Peripheral serum corticosteroid concentrations in relation to the rat adrenal cortical circadian rhythm in androgen-induced hypertension.

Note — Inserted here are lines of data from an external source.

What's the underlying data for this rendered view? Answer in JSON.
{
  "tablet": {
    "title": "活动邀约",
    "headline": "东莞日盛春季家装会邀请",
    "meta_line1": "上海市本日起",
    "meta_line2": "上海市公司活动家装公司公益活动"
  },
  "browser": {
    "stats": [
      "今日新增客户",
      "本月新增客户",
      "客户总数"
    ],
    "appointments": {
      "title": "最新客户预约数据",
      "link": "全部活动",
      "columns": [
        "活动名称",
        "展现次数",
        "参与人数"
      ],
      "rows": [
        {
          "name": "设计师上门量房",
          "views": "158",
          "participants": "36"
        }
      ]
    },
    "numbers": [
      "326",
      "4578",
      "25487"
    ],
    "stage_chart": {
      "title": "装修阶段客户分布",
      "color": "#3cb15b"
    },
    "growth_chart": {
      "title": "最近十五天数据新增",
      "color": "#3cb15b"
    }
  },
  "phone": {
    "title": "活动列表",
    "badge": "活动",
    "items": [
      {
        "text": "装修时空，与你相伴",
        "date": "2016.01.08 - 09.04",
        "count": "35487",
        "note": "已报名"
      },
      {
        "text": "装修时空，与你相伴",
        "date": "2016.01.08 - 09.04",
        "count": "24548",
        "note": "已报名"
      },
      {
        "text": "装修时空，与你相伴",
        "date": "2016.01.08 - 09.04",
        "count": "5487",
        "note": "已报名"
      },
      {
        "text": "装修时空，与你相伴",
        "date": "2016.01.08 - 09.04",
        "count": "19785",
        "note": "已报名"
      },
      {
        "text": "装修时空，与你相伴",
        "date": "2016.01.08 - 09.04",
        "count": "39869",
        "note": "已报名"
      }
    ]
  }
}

Adrenal function was assessed in control rats and in rats treated for 2 and 4 weeks with 17 alpha-methylandrostenediol (MAD; 17 alpha-methyl-5-androstene-3 beta-diol), a synthetic androgen known to produce hypertensive cardiovascular disease. In both groups and at both time periods, a circadian rhythm of blood corticosteroid concentrations was observed. The high point for serum corticosterone (B), 18-hydroxy-11-deoxycorticosterone (18-hydroxy-DOC), and 11-deoxycorticosterone (DOC) concentrations occurred at the beginning of the dark period (1800 hours), and the low point occurred at the onset of the light period (0600 hours). Serum concentrations of DOC were always found to be higher in MAD-treated rats as compared with controls. The serum concentrations of B and 18-hydroxy-DOC were lower than control values at 1800 hours but higher than control concentrations at 0600 hours. The in vitro 11 beta- and 18-hydroxylation of DOC was markedly reduced with MAD treatment. In contrast, cholesterol side-chain cleavage activity was higher in animals treated with MAD. These in vitro findings correlated with spectral studies that showed a decreased binding of DOC to cytochrome P450(11) beta and increased binding of cholesterol to cytochrome P450scc. These studies suggest that MAD treatment selectively decreases 11 beta- and 18-hydroxylation in adrenal mitochondria, and this results in an increased serum concentration of DOC, a hypertensinogenic steroid. This effect of MAD on peripheral serum DOC concentration is most readily observed in quiescent animals at the high point of the circadian rhythm.
- Copyright © 1980 by American Heart Association